One of the most (mis)used management buzzwords in the past 10 years has to be “culture”. What is this fuzzy word all about? In this OUTNR. Thinkteam we found the right answer and defined some culture concepts. For organizations seeking to become more adaptive and innovative, culture change is often the most challenging part of the transformation. Innovation demands new behaviors from leaders and employees that are often antithetical to corporate cultures, which are historically focused on operational excellence and efficiency.
Why Culture Doesn’t Just Beat Strategy, It Must Be the Strategy. Read this Inc. article by Brent Gleeson @brentgleeson
“When you define the culture you want for your organization, align it with the vision and strategy and establish it authentically, you will have built the single most powerful tool for navigating change. You will be building a team that can adapt and thrive in adversity–which is something every organization has to do just to survive. And while organizational change doesn’t need to happen in such rapid succession as in urban combat for example, adaptability is key for success.”
As a reference we started with the 4 basic culture types as shared by Popin https://popinnow.com/four-types-organizational-culture/
The Clan Culture: This culture is rooted in collaboration. Members share commonalities and see themselves are part of one big family who are active and involved. Leadership takes the form of mentorship, and the organization is bound by commitments and traditions. The main values are rooted in teamwork, communication and consensus. A prominent clan culture is Tom’s of Maine, the maker of all-natural hygiene products. To build the brand, founder Tom Chappell focused on building respectful relationships with employees, customers, suppliers and the environment itself.
The Adhocracy Culture: This culture is based on energy and creativity. Employees are encouraged to take risks, and leaders are seen as innovators or entrepreneurs. The organization is held together by experimentation, with an emphasis on individual ingenuity and freedom. The core values are based on change and agility. Facebook can be seen as a prototypical adhocracy organization, based on CEO Mark Zuckerberg’s famous admonition to, “Move fast and break things – unless you are breaking stuff, you are not moving fast enough.
The Market Culture: This culture is built upon the dynamics of competition and achieving concrete results. The focus is goal-oriented, with leaders who are tough and demanding. The organization is united by a common goal to succeed and beat all rivals. The main value drivers are market share and profitability. General Electric under ex-CEO Jack Welch is a good example of this culture. Welch vowed that every G.E. business unit must rank first or second in its respective market or face being sold off. Another example of the market culture is software giant Oracle under hard-driving Executive Chairman Larry Ellison.
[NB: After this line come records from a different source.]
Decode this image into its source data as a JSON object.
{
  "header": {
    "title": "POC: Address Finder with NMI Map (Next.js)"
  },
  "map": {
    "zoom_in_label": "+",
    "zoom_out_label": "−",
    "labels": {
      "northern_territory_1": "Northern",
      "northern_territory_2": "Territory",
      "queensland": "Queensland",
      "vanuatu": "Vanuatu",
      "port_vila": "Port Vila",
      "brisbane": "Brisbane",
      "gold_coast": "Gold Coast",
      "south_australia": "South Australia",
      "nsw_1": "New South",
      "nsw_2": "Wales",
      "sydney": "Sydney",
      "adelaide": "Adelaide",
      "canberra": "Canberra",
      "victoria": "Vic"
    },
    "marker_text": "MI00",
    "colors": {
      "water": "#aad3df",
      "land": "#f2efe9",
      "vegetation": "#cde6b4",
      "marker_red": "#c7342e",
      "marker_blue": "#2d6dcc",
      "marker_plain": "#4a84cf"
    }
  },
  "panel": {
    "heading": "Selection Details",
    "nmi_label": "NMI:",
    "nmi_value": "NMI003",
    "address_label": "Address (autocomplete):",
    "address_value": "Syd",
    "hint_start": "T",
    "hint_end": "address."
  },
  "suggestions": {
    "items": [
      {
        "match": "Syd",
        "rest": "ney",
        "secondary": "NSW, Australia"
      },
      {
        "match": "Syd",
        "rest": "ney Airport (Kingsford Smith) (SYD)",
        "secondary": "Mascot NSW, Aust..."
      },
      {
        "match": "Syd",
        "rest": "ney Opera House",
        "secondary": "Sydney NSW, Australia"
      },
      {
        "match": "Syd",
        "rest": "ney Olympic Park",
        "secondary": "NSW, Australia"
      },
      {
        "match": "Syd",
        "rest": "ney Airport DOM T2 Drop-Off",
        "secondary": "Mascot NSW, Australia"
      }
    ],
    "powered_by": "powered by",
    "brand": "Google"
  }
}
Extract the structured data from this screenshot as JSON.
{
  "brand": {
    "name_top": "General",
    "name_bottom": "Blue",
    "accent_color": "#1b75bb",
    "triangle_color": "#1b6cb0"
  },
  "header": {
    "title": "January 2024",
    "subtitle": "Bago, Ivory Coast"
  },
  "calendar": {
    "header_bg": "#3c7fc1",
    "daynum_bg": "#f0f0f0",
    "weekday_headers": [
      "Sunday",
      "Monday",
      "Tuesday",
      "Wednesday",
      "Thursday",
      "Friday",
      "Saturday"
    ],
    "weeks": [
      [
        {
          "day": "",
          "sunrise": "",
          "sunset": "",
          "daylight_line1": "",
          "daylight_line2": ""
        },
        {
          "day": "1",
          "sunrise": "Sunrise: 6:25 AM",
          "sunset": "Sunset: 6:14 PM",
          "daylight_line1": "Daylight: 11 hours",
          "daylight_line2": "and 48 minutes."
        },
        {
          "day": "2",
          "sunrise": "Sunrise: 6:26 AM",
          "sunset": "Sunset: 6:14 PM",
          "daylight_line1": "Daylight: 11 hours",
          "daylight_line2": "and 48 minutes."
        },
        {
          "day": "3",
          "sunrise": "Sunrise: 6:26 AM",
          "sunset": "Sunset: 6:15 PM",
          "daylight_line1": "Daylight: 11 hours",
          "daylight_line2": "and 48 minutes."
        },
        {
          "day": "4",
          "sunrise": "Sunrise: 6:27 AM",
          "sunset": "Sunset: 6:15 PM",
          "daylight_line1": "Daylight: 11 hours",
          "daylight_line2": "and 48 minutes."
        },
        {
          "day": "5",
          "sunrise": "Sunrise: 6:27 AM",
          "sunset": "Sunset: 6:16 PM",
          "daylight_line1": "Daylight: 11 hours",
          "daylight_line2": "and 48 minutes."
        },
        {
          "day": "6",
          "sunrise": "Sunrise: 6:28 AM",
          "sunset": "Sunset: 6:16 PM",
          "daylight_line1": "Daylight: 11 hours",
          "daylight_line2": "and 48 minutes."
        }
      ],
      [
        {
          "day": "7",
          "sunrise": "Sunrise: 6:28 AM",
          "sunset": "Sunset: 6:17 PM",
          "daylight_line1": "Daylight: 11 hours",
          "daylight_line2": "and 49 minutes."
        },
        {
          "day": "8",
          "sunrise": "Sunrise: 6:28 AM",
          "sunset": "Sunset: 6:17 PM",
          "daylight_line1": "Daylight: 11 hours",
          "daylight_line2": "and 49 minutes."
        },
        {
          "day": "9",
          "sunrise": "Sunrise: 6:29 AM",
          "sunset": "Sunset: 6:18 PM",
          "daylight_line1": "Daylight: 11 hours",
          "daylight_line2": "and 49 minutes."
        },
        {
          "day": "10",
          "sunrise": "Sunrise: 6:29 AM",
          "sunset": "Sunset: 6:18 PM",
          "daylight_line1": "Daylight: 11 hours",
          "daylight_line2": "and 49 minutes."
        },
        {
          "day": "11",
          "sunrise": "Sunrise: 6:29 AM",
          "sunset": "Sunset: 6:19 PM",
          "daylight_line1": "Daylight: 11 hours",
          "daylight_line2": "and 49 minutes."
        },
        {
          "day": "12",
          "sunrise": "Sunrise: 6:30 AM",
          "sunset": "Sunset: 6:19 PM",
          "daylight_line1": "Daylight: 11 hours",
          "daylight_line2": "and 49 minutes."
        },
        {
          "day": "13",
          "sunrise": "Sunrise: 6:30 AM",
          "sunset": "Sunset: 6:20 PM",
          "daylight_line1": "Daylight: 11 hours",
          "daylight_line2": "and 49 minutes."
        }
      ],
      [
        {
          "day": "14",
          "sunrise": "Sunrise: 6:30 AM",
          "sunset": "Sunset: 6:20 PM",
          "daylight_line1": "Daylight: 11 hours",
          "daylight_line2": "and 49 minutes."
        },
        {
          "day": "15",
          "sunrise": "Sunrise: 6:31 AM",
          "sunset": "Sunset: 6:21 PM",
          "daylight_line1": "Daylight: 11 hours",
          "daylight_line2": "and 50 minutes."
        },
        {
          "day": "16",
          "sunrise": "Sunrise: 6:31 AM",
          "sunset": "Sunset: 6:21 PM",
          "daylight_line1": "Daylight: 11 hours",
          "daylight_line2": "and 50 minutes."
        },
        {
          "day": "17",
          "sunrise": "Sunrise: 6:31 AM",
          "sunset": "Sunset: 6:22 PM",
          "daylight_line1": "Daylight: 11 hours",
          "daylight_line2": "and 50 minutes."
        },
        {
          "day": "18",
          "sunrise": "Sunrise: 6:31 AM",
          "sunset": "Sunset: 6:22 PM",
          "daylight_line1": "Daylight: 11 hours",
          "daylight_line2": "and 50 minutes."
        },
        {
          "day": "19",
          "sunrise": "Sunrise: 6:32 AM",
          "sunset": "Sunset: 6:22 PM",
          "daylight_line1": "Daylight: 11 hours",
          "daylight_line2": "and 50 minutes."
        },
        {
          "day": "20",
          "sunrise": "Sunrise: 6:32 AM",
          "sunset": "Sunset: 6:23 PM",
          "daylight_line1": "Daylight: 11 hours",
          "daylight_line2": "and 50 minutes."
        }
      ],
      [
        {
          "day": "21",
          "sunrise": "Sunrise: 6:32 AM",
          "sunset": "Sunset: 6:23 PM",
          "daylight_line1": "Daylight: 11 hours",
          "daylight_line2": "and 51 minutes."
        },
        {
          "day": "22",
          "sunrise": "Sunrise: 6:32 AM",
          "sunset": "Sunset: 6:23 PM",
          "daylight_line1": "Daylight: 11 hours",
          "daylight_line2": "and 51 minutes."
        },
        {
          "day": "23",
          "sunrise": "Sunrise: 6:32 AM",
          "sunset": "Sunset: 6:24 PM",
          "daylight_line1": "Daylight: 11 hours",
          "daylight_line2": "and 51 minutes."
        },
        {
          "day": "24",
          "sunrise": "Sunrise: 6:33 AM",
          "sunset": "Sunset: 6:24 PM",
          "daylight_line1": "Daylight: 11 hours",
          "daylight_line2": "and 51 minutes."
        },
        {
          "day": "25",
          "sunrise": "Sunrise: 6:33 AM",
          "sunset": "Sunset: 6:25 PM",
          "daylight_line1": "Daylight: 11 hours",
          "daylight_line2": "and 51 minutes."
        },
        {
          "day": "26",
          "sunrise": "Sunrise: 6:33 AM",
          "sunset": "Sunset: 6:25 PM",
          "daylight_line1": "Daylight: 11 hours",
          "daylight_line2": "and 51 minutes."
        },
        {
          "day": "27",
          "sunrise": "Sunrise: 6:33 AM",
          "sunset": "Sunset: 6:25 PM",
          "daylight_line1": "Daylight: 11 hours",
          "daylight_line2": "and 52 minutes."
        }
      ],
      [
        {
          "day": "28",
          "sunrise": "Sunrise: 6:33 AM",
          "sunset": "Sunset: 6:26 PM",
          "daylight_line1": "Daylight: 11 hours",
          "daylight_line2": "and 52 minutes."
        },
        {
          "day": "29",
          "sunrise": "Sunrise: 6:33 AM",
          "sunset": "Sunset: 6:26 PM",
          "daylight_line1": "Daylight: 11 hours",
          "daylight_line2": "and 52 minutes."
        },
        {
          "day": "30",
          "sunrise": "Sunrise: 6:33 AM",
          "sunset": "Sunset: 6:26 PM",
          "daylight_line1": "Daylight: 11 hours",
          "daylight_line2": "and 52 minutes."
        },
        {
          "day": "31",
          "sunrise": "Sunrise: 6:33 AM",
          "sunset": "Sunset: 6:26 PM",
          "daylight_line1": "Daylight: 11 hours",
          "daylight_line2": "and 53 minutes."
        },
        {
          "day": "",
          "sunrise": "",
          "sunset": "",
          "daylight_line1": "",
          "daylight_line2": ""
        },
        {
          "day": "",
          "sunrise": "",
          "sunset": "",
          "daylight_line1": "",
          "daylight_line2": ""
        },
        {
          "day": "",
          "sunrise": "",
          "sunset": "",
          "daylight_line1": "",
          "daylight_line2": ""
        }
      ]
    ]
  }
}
The Hierarchy Culture: This culture is founded on structure and control. The work environment is formal, with strict institutional procedures in place for guidance. Leadership is based on organized coordination and monitoring, with a culture emphasizing efficiency and predictability. The values include consistency and uniformity. Think of stereotypical large, bureaucratic organizations such as McDonald’s, the military, or the Department of Motor Vehicles.
Which Culture do you prefer?
The OUTNR. members prefer an Adhocracy Culture, based on energy and creativity. Employees are encouraged to take risks, and leaders are seen as innovators or entrepreneurs.
Sophie Wisbrun – “In this research I miss the Purpose Driven Culture that stimulates the speed of trust :-). A great example of a purposeful culture is Tony’s Chocolonely or Terracycle – they have strong values that come across the everyday actions of all employees . In the end a culture based on strong values is one, the second more important step is action : the everyday actions and behaviours of employees and stakeholders of the company..”
Here is a link to the NETFLIX culture manifesto that is seen as one of the best practices: https://jobs.netflix.com/culture/#introduction
Mark Scheipner suggests to take a look at the way Wholefoods uses culture; Why Whole Foods Builds Its Entire Business On Teams in this Forbes article. “Employees at Whole Foods Market are called “team members,” which is neither a corporate euphemism nor a meaningless cliché. Teams and team members — not positions, stores or regions — are central to the operational core of Whole Foods and the building blocks of the organization.” click here for the full article